Andrea del Sarto was a Renaissance painter who was regarded highly by his contemporaries because of his technical skill. Michelangelo was especially fond of Del Sarto's work, and it was he who introduced Giorgio Vasari to Del Sarto's studio. Vasari, however, was highly critical of his teacher, alleging that, though having all the prerequisites of a great artist, he lacked ambition and that divine fire of inspiration which animated the works of his more famous contemporaries, like Leonardo, Michelangelo, and Raphael. This was and is the most common critique of Del Sarto's work. The judgement that while he had great technical skill, his paintings lacked "soul" is mentioned in this poem. Browning links this shortcoming with several other issues, principally Sarto's marriage to an unfaithful wife, Lucrezia del Fede, whose constant demands for money for her family and lovers led him to neglect his own parents and misappropriate money given him by Francois I of France. She is the interlocutor of this dramatic monologue.

The poem is the source of one of Browning's most famous quotations,
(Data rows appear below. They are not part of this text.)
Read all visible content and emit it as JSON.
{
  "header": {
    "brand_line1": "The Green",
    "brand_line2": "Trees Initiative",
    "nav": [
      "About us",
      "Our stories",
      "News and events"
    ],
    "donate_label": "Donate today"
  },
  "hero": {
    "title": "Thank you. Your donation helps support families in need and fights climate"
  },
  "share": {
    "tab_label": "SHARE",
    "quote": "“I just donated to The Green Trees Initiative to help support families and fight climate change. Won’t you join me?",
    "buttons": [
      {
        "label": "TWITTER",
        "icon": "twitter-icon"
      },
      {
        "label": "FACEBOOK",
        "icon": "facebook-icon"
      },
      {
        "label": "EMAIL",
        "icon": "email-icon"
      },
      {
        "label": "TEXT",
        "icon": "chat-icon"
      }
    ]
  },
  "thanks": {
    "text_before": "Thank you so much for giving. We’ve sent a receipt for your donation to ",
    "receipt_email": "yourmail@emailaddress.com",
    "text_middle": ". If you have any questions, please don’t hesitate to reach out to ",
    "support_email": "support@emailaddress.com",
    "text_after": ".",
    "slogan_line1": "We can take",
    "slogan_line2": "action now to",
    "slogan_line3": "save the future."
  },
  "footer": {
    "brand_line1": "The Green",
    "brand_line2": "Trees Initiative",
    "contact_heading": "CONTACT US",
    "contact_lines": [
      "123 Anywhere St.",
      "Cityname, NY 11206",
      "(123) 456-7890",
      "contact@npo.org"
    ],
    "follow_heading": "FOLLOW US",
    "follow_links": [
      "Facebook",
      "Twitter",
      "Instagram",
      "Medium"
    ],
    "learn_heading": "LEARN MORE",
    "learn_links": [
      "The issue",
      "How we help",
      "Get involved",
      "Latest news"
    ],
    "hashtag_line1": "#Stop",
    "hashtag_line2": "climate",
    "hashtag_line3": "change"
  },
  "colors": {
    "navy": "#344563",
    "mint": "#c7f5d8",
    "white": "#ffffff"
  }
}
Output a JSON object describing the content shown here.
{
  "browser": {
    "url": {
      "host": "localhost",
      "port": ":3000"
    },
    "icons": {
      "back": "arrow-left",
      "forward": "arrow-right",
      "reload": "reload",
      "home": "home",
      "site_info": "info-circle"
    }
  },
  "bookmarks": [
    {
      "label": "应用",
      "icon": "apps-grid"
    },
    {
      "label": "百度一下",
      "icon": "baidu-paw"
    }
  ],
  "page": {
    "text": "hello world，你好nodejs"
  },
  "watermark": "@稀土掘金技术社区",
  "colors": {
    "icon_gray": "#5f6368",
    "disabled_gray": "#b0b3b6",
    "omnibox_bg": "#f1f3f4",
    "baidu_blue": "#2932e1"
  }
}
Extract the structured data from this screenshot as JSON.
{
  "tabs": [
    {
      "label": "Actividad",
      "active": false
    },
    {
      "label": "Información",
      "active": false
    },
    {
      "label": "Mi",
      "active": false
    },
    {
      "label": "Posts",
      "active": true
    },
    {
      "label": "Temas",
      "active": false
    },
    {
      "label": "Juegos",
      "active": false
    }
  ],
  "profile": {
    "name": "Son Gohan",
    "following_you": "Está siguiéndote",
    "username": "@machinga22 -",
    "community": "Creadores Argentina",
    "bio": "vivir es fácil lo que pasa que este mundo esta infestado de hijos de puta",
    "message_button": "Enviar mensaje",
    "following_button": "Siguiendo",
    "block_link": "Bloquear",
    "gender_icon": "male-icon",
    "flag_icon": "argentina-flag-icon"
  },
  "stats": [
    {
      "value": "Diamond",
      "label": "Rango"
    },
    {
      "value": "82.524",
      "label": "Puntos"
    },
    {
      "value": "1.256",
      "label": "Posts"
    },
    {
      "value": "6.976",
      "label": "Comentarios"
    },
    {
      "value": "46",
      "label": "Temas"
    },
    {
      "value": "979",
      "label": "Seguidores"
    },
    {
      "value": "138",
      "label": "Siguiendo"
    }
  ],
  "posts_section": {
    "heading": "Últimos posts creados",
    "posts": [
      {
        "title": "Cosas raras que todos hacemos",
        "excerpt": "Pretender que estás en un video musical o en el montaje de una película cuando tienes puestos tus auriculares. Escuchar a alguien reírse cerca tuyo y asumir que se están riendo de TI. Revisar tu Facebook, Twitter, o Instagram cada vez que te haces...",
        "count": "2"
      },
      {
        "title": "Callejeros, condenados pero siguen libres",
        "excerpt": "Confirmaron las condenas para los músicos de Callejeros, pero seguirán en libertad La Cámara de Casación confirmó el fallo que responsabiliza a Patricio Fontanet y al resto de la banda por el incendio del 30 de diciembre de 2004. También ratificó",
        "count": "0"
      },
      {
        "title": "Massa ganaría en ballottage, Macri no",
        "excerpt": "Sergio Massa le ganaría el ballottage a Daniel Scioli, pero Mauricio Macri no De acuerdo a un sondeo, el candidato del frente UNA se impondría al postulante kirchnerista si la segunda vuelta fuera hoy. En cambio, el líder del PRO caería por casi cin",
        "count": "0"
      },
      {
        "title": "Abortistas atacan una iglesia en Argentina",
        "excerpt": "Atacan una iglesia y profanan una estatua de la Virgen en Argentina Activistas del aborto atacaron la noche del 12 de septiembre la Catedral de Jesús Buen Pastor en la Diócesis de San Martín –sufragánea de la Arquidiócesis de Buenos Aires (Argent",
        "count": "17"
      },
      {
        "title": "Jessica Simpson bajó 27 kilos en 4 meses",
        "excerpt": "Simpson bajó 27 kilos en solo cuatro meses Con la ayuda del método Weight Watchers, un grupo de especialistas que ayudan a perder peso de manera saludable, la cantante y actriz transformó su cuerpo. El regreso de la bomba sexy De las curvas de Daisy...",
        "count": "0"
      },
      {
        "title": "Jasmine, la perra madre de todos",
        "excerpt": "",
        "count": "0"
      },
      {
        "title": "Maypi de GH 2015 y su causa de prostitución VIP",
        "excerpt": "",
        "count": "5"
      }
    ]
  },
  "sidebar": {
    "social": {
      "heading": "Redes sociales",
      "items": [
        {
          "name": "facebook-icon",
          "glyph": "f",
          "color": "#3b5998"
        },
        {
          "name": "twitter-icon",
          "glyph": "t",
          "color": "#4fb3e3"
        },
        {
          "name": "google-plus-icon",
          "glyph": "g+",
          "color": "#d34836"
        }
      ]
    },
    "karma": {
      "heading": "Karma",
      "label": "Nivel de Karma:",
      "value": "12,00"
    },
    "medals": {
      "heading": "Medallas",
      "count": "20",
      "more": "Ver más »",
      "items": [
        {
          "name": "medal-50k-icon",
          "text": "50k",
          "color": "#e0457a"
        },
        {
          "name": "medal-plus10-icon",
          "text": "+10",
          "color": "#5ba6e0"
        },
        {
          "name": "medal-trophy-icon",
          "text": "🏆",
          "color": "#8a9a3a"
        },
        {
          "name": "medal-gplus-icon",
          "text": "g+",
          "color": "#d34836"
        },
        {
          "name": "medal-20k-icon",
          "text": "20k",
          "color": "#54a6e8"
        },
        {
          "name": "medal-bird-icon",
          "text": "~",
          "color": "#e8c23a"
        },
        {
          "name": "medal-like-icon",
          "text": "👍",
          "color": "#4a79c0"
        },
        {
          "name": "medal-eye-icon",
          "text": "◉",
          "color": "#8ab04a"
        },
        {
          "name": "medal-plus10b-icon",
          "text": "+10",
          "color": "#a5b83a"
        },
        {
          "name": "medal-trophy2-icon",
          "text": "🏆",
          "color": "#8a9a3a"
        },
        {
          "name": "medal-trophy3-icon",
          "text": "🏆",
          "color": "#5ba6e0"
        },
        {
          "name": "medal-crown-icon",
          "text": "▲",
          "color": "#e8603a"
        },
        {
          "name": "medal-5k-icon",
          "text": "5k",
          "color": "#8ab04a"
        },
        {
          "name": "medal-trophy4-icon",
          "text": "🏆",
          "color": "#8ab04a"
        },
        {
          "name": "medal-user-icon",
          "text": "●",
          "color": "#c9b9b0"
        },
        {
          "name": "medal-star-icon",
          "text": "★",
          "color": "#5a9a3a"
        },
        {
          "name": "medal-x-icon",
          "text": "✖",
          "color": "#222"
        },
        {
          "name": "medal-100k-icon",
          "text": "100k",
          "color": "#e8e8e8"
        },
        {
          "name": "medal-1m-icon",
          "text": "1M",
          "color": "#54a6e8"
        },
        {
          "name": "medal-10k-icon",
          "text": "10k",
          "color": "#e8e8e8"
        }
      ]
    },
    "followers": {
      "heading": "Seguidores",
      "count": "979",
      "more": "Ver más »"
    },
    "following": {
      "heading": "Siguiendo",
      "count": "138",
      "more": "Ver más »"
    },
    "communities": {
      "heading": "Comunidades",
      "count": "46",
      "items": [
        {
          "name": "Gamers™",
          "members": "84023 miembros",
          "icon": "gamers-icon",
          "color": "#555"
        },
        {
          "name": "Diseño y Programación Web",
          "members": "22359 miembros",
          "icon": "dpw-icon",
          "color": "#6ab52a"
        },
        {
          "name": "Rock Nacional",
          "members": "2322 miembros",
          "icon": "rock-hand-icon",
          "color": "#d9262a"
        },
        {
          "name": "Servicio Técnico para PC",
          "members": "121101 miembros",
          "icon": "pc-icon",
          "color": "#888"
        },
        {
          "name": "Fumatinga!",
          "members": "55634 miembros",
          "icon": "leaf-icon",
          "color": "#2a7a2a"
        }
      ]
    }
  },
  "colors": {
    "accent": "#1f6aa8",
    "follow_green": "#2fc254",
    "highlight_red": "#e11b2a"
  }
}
Ah, but a man's reach should exceed his grasp,
Or what's a heaven for?